Just like you will rarely be able to do something new correctly the first time, so, too, will your dog need a number of attempts before they understand exactly what you’re asking of them. Impatience is a negative emotion that fosters frustration and anger that is typically then turned toward the dog. Instead of helping your dog learn faster, these emotional outbursts teach them anxiety and shame, leading to even worse habits that are much harder to break. Now, instead of a young pup that would have taken only three months to housebreak, you have a young pup that is a year old and eliminates in the house when you’re not looking.
Consistency is Key
Unlike teaching a dog commands, potty training is one of the easiest lessons since dogs innately know to not go potty in their den. Ideally, you’ll want to take them outside on a set schedule whether they have to go or not. Typically, a young pup will need to go anywhere from five to 30 minutes following their meal. When you go outside, take them to the same place you take them every day. The scent of their older eliminations will trigger them to go again.
Remember that if your puppy has an accident, they didn’t do so on purpose. Puppies do not wake up in the morning with the desire to ruin your rug as vengeance for feeding them the kibble they don’t like. It’s a very bad idea to associate any form of negativity with a natural bodily function. Staying calm also means your dog won’t learn what your trigger is – something they could potentially use against you in future scenarios. Instead, remain neutral and bring them to their outdoor potty spot even if there is nothing left for them to let loose.
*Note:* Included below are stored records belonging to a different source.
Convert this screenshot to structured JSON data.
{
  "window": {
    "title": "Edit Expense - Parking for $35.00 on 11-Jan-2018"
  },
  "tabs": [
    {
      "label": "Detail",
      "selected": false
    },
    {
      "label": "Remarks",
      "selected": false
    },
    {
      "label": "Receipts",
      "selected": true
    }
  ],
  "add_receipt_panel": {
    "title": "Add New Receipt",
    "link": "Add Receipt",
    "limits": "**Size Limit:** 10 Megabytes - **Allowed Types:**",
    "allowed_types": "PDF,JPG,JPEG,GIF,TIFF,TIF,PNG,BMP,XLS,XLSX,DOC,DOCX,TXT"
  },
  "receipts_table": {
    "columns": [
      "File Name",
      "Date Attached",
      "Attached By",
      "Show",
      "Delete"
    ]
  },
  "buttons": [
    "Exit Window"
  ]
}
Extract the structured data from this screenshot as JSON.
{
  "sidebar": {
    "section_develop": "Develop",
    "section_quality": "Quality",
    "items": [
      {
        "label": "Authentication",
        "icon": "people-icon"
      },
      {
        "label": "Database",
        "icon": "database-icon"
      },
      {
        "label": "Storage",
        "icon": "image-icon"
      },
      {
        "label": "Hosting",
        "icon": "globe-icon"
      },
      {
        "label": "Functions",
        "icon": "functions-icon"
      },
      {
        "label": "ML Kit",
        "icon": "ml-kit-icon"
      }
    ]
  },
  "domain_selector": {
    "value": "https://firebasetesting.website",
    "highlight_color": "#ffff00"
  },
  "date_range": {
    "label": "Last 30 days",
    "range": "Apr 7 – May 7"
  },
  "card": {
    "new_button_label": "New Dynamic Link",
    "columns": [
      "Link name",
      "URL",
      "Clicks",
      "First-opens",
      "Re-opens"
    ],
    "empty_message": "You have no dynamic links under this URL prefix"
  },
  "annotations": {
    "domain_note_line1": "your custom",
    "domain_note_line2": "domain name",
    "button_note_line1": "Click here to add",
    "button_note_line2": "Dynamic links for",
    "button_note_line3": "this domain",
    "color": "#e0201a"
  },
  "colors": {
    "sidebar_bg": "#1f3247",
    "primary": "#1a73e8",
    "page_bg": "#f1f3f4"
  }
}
As a final note, be sure to clean up the accident area with a cleaning agent that will remove the smell of feces and urine. Dogs in the wild do not live anywhere near areas that smell like feces. Should this smell remain in the house, it will condition them to believe that indoors is a potty area.
So long as you remain patient with your puppy, potty training is a very simple task because it is what the dog wants to naturally do. Stay positive, and they’ll be outdoor champs in no time.